* _What is required_: What lines below mention the word "VirtualBox"? Copy each one.

BEGIN

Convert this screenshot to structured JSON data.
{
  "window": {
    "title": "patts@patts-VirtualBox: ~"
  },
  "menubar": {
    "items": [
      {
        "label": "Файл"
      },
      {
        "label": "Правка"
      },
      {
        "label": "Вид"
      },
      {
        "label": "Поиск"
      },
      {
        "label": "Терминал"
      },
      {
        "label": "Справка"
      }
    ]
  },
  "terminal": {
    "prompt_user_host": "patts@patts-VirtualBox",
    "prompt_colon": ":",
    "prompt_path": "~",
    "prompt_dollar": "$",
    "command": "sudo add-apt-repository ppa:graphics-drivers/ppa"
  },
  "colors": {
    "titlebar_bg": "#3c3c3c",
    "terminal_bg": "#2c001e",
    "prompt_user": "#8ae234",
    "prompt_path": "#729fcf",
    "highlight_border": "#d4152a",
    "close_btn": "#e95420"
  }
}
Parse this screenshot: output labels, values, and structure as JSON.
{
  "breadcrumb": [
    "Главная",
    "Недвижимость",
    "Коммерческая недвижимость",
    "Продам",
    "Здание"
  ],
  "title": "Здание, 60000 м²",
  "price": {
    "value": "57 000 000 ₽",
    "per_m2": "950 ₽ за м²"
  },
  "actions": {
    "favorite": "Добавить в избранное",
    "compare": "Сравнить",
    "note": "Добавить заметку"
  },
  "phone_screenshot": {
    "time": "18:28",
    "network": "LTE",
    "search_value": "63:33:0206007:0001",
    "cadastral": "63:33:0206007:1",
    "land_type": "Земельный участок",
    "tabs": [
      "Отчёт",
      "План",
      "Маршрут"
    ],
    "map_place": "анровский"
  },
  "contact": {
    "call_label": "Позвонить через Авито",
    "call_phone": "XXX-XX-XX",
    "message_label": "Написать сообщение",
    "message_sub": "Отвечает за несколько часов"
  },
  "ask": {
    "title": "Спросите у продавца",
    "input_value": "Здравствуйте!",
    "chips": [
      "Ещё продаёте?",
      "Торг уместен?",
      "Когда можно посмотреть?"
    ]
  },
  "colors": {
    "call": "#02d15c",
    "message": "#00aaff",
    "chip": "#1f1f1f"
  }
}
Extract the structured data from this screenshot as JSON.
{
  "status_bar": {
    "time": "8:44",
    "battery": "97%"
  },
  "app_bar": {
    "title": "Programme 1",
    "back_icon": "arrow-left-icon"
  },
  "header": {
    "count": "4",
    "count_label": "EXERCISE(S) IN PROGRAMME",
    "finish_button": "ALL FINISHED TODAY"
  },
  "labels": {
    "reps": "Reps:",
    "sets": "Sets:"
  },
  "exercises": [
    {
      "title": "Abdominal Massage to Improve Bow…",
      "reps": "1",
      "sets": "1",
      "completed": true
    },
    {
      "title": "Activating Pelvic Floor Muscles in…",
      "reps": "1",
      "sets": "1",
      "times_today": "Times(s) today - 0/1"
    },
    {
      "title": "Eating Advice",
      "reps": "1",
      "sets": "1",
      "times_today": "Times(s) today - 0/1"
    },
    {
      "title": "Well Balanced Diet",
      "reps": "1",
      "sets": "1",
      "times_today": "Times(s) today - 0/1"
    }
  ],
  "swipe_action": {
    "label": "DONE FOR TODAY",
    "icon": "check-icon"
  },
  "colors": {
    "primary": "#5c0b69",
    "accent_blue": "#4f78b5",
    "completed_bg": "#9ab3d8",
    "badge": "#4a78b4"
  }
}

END

* _Answer to this problem_:
    "title": "patts@patts-VirtualBox: ~"
    "prompt_user_host": "patts@patts-VirtualBox",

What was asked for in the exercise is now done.